More Productive, Less Prosperous
American workers continue to give more and get less in our tepid recovery. The Labor Department released its second quarter productivity report yesterday showing workers contributing more hours and effort, even as their wages have stagnated and overall employment (and underemployment) stalled. The report finds that “nonfarm business sector labor productivity increased at a 1.6 percent annual rate during the second quarter of 2012,” which entails “increases of 2.0 percent in output and 0.4 percent in hours worked.”
Productivity roughly measures worker output of goods and services. Before the recession, an increase was a positive sign, as it was accompanied by a rise in workers wages, but this time is different. The only benefit has been for employers, who earn increased profits from a more productive workforce.
Jared Bernstein aptly describes the implications:
Another is to point out that policy is not helping at all to ensure that the benefits of productivity growth are more broadly shared. And that, in turn, is also making it a lot harder to “grow the economy from the middle-class on out.
Bernstein also constructed a telling graph showing the differences between the past three recessions:
Further, Michael Feroli, the Chief U.S. Economist at JP Morgan, suggests that this trend is due to the growing fears of office workers that they’ll lose their jobs.
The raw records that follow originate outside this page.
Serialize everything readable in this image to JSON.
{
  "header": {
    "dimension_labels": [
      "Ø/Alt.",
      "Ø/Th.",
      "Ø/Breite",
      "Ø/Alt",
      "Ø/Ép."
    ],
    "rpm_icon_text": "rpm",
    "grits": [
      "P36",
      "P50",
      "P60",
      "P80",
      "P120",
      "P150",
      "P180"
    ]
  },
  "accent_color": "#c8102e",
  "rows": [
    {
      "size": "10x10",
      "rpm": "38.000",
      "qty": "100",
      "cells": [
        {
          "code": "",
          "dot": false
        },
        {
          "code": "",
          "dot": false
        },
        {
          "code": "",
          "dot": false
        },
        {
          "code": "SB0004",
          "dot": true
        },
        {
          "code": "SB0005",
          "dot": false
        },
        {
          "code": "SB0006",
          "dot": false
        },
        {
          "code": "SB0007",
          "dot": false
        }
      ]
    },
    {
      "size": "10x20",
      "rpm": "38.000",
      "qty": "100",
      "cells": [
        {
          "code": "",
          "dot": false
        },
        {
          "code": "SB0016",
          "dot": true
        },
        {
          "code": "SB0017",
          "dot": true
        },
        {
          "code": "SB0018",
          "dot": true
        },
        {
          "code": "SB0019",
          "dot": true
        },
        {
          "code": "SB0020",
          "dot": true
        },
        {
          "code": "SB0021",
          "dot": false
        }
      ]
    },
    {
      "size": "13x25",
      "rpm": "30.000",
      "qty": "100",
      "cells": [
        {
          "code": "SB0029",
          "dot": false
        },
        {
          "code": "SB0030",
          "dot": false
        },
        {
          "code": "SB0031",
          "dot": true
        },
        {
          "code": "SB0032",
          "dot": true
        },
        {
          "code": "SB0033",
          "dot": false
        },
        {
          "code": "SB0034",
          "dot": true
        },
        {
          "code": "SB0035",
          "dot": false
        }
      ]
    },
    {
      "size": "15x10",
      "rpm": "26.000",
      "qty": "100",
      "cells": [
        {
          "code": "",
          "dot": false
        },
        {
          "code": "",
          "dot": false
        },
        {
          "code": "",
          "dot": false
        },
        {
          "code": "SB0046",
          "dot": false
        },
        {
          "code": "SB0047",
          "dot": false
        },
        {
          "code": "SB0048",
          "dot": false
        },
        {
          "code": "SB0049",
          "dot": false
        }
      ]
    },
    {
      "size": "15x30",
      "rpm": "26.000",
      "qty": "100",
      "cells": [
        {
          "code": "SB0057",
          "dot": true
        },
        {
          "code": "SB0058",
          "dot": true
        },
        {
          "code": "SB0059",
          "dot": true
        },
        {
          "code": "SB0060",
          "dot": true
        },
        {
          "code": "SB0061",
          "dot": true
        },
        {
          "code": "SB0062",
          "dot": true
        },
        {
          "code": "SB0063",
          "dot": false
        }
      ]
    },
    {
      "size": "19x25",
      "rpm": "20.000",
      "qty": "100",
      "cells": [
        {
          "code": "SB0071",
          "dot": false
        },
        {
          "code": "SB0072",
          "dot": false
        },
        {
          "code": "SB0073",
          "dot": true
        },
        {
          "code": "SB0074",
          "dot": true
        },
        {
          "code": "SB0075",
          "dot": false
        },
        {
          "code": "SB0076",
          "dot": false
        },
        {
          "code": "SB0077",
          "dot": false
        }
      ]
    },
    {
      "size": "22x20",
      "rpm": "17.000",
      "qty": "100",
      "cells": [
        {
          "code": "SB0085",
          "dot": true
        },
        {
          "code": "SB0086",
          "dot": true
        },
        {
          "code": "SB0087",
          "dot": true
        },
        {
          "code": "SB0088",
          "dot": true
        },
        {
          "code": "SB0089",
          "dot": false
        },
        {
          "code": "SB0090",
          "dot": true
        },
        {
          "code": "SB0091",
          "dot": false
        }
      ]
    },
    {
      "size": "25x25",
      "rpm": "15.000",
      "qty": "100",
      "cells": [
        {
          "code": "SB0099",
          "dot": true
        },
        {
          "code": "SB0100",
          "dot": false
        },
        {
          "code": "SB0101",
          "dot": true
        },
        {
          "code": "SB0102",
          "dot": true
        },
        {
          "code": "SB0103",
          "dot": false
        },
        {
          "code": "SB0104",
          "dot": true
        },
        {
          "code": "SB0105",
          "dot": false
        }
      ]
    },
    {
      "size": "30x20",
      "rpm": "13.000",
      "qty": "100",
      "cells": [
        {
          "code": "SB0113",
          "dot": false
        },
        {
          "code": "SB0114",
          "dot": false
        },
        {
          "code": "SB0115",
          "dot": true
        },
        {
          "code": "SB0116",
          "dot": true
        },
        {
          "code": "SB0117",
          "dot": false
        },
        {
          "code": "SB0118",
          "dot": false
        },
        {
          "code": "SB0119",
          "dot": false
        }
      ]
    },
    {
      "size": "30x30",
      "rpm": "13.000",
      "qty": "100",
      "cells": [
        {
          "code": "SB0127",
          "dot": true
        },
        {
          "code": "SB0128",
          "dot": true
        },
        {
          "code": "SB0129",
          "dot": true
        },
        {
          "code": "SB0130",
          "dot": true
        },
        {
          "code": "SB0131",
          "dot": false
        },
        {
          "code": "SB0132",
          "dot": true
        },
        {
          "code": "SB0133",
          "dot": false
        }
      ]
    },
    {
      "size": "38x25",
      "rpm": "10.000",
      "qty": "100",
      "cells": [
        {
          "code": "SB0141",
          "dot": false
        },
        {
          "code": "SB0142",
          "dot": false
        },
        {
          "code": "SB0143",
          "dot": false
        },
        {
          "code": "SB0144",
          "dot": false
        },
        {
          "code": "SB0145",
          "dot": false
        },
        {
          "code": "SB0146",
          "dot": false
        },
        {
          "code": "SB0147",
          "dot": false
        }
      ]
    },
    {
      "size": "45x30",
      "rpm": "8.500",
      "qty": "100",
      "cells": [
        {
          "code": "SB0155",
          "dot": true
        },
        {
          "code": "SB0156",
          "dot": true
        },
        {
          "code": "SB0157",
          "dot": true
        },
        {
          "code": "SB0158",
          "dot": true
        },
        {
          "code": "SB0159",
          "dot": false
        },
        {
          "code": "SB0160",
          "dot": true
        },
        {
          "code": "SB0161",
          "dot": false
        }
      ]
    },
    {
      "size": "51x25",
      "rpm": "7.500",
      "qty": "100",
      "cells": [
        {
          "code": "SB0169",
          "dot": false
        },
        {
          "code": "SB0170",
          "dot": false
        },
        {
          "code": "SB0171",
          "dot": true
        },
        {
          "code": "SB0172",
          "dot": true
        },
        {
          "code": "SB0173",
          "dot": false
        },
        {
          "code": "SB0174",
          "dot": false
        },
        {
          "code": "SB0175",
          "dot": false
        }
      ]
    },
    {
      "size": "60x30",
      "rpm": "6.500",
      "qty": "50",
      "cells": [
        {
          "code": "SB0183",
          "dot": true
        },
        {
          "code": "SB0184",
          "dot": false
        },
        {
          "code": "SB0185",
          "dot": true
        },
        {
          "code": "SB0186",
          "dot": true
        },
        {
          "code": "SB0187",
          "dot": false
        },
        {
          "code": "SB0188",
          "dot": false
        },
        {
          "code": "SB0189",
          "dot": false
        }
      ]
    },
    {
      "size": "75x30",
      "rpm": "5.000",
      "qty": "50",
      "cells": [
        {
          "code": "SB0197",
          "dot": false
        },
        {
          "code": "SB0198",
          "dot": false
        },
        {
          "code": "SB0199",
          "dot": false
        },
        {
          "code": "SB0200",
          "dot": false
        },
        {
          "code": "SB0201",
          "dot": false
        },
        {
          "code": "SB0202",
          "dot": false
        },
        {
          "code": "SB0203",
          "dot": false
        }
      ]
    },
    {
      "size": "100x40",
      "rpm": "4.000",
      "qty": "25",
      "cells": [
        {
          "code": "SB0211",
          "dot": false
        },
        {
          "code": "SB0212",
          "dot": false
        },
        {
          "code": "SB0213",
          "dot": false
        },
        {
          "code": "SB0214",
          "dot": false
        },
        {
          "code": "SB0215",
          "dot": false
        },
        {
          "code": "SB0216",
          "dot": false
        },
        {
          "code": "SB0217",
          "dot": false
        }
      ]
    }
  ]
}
In an interview with BusinessWeek, Feroli states that “workers are still scared, and so probably could be induced to work harder or longer than usual out of fear of losing their jobs.” If anyone should know why workers are afraid its the prognosticator in residence at JP Morgan where rampant risk-taking continues to threaten the global economy. As a result of the stagnant labor market, rising productivity has been transformed from an indicator of a healthy economy to a measure of workers' fear of losing their jobs.
Yesterday’s report shows the gap between productivity and income growing in its anomalous trajectory. Not only are workers not being compensated for increased work and output, the increase in productivity is partly a direct consequence of the dysfunctional labor market. There’s no reason these trends will be reversed without policy to protect workers and create demand. Otherwise, Americans will continue to be forced to work harder, for more hours, and less pay.